“New digital technologies – mobile, analytics, social and cloud – are enabling both unencumbered development and unprecedented disruption, right across the wealth management value chain”, according to an Accenture report on digital wealth management. “Using readily available components that cost little or are actually free, digital disruptors leveraging open platforms can enter the market directly, with more cost-effective, more innovative, more customised solutions that compete with incumbents on all three core value disciplines: operational excellence, product leadership, and customer intimacy.”
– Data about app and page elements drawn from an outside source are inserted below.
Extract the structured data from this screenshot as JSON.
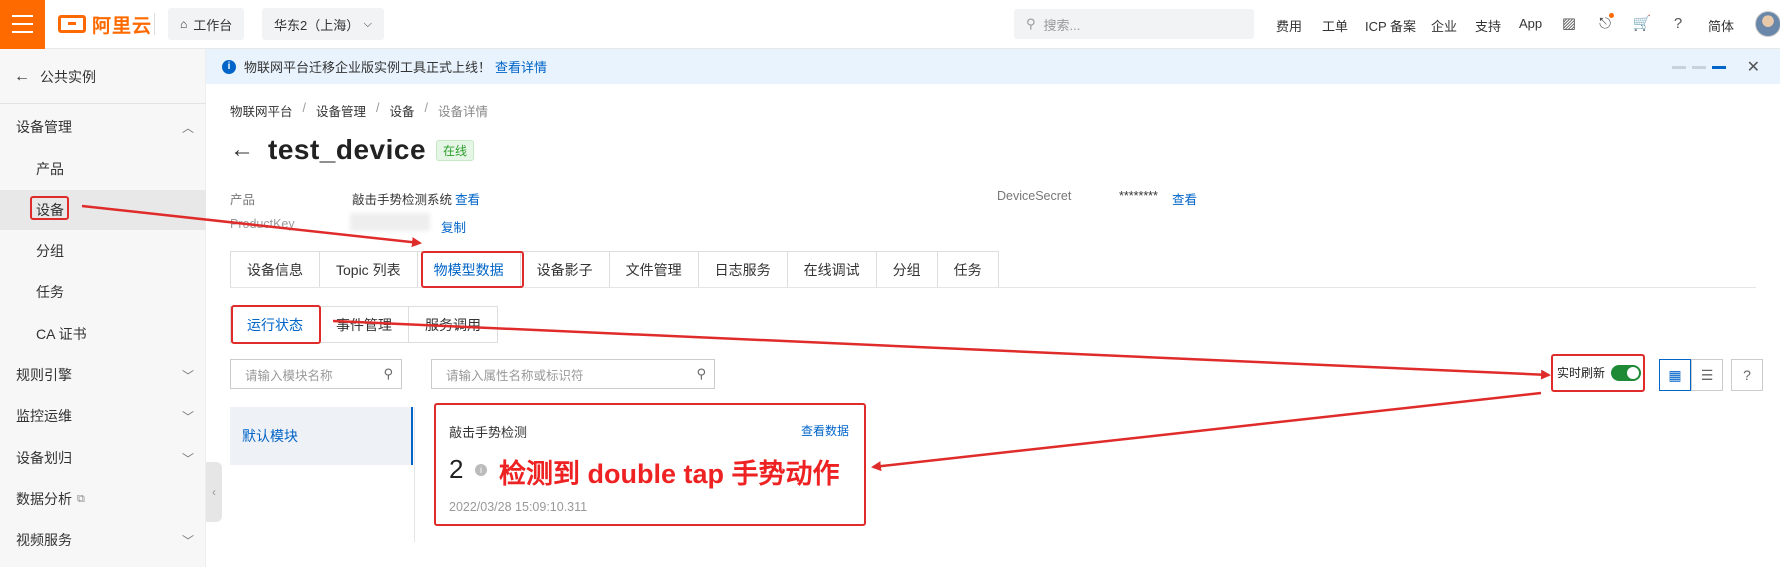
{
  "topbar": {
    "logo": "阿里云",
    "workbench": "工作台",
    "region": "华东2（上海）",
    "search_placeholder": "搜索...",
    "links": [
      "费用",
      "工单",
      "ICP 备案",
      "企业",
      "支持",
      "App"
    ],
    "lang": "简体"
  },
  "sidebar": {
    "back_label": "公共实例",
    "items": [
      {
        "label": "设备管理",
        "level": 1,
        "chevron": "up"
      },
      {
        "label": "产品",
        "level": 2
      },
      {
        "label": "设备",
        "level": 2,
        "active": true
      },
      {
        "label": "分组",
        "level": 2
      },
      {
        "label": "任务",
        "level": 2
      },
      {
        "label": "CA 证书",
        "level": 2
      },
      {
        "label": "规则引擎",
        "level": 1,
        "chevron": "down"
      },
      {
        "label": "监控运维",
        "level": 1,
        "chevron": "down"
      },
      {
        "label": "设备划归",
        "level": 1,
        "chevron": "down"
      },
      {
        "label": "数据分析",
        "level": 1,
        "external": true
      },
      {
        "label": "视频服务",
        "level": 1,
        "chevron": "down"
      }
    ]
  },
  "notice": {
    "text": "物联网平台迁移企业版实例工具正式上线！",
    "link": "查看详情"
  },
  "breadcrumb": [
    "物联网平台",
    "设备管理",
    "设备",
    "设备详情"
  ],
  "device": {
    "name": "test_device",
    "status": "在线",
    "product_label": "产品",
    "product_value": "敲击手势检测系统",
    "product_link": "查看",
    "secret_label": "DeviceSecret",
    "secret_value": "********",
    "secret_link": "查看",
    "pk_label": "ProductKey",
    "pk_link": "复制"
  },
  "tabs": [
    "设备信息",
    "Topic 列表",
    "物模型数据",
    "设备影子",
    "文件管理",
    "日志服务",
    "在线调试",
    "分组",
    "任务"
  ],
  "active_tab": "物模型数据",
  "subtabs": [
    "运行状态",
    "事件管理",
    "服务调用"
  ],
  "active_subtab": "运行状态",
  "module_search_placeholder": "请输入模块名称",
  "attr_search_placeholder": "请输入属性名称或标识符",
  "module_default": "默认模块",
  "realtime_refresh": "实时刷新",
  "help": "?",
  "card": {
    "name": "敲击手势检测",
    "view_link": "查看数据",
    "value": "2",
    "annotation": "检测到 double tap 手势动作",
    "timestamp": "2022/03/28 15:09:10.311"
  },
  "colors": {
    "accent": "#0064c8",
    "brand": "#ff6a00",
    "annotation": "#e02b2b",
    "toggle_on": "#1e8a36"
  }
}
The consulting firm goes on to stress that clients expect wealth management solutions to be designed with both transparency and customisation held in high regard; a feat made possible by the latest technological developments. And with lesser clients migrating to lesser-known names in the business, more experienced firms are exploring new methods, again utilising technology, albeit for different purposes altogether.

Wealth matchmaking
“So far, the internet has been used as a weapon against the adviser community”, said one spokesperson on behalf of broker-client matchmaker Advisor Finder, in an interview with Dreamed up by Boston-based Dalbar Financial and Microsoft, the firm entered the scene as far back as 1999, though only in recent months and years have wealth management matchmaking services come into their own. “We’re turning the equation around here.”

Far from alone in the market, rival matchmaker secured a £500,000 ($768,792) investment earlier this year to launch its service in Asia, and similar such solutions are fixing a much-needed element of digitisation to otherwise traditional models. Even today, those at the top of the pile depend largely on face-to-face interactions, though by honing their focus on UHNWIs, ambitious managers must employ technology in matching their services to the right clients.

While the broker to client matchmaking business represents only a fraction of the changes sweeping the industry, it goes some way towards demonstrating the lengths by which technology has infiltrated wealth management.

For those looking to slash costs, technological improvements will prove a popular strategy. However, more important than these broad-based improvements even are the smaller concessions of larger names that – despite their leanings towards traditional models of doing business – depend largely on technological improvements. True, the digital revolution has cost certain segments of wealth management dear, but succeeded also in bringing fresh opportunities to the fore.